» **What you have to do**:
Search the data below for the string "icon". Extract every line that contains it.

» **Information given**:
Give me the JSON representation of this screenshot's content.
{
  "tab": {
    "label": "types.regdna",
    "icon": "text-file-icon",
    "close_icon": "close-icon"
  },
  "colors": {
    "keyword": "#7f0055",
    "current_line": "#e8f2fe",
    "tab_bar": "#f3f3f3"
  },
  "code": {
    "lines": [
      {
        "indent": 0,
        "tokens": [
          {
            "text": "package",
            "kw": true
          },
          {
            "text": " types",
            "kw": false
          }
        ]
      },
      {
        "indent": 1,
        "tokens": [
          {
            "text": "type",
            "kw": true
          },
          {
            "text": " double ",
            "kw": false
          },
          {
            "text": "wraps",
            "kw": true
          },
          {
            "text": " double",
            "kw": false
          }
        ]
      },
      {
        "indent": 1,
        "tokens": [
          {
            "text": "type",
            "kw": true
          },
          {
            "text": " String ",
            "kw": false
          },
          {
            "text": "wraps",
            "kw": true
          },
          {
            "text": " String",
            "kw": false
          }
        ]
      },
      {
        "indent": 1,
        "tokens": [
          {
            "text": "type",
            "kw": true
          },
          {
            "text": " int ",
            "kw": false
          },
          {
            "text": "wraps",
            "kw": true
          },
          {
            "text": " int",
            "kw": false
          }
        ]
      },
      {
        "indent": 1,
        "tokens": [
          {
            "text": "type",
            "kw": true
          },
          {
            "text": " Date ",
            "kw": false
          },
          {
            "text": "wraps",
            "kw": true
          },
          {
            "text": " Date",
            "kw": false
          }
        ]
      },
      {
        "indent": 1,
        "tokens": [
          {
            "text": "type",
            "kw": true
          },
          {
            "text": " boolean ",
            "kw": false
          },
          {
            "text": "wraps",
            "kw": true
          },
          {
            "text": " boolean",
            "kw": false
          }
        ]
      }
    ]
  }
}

» **Answer below**:
    "icon": "text-file-icon",
    "close_icon": "close-icon"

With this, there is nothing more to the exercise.